WHAT IS NEEDED:
Make your reply a word-for-word repeat of the records.

··········

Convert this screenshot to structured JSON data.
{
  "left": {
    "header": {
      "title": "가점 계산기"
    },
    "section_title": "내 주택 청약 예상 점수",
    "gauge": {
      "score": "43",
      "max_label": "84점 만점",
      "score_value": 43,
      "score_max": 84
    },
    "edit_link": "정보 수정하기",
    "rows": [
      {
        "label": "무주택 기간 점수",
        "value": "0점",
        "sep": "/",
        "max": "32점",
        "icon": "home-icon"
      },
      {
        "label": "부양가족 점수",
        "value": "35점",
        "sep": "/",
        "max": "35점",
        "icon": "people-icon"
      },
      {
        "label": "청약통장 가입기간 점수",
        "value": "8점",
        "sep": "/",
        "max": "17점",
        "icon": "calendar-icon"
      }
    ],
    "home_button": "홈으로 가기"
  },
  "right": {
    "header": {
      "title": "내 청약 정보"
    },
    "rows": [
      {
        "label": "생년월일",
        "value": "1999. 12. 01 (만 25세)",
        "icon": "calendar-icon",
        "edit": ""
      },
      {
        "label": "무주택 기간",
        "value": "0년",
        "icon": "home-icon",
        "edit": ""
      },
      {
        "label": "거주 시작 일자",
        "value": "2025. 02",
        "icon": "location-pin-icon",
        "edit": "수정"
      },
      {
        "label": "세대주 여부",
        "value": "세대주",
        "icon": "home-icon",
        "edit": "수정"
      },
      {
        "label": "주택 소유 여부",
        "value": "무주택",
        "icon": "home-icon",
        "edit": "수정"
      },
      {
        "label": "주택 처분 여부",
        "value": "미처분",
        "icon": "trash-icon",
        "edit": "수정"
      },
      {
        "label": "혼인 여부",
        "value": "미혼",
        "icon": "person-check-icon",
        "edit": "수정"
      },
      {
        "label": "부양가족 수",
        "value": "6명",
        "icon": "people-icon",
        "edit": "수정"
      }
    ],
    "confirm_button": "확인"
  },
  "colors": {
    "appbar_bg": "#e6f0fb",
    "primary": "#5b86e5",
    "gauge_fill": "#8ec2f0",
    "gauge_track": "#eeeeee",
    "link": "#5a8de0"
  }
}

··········

OUTPUT OF THE EXERCISE:
Convert this screenshot to structured JSON data.
{
  "left": {
    "header": {
      "title": "가점 계산기"
    },
    "section_title": "내 주택 청약 예상 점수",
    "gauge": {
      "score": "43",
      "max_label": "84점 만점",
      "score_value": 43,
      "score_max": 84
    },
    "edit_link": "정보 수정하기",
    "rows": [
      {
        "label": "무주택 기간 점수",
        "value": "0점",
        "sep": "/",
        "max": "32점",
        "icon": "home-icon"
      },
      {
        "label": "부양가족 점수",
        "value": "35점",
        "sep": "/",
        "max": "35점",
        "icon": "people-icon"
      },
      {
        "label": "청약통장 가입기간 점수",
        "value": "8점",
        "sep": "/",
        "max": "17점",
        "icon": "calendar-icon"
      }
    ],
    "home_button": "홈으로 가기"
  },
  "right": {
    "header": {
      "title": "내 청약 정보"
    },
    "rows": [
      {
        "label": "생년월일",
        "value": "1999. 12. 01 (만 25세)",
        "icon": "calendar-icon",
        "edit": ""
      },
      {
        "label": "무주택 기간",
        "value": "0년",
        "icon": "home-icon",
        "edit": ""
      },
      {
        "label": "거주 시작 일자",
        "value": "2025. 02",
        "icon": "location-pin-icon",
        "edit": "수정"
      },
      {
        "label": "세대주 여부",
        "value": "세대주",
        "icon": "home-icon",
        "edit": "수정"
      },
      {
        "label": "주택 소유 여부",
        "value": "무주택",
        "icon": "home-icon",
        "edit": "수정"
      },
      {
        "label": "주택 처분 여부",
        "value": "미처분",
        "icon": "trash-icon",
        "edit": "수정"
      },
      {
        "label": "혼인 여부",
        "value": "미혼",
        "icon": "person-check-icon",
        "edit": "수정"
      },
      {
        "label": "부양가족 수",
        "value": "6명",
        "icon": "people-icon",
        "edit": "수정"
      }
    ],
    "confirm_button": "확인"
  },
  "colors": {
    "appbar_bg": "#e6f0fb",
    "primary": "#5b86e5",
    "gauge_fill": "#8ec2f0",
    "gauge_track": "#eeeeee",
    "link": "#5a8de0"
  }
}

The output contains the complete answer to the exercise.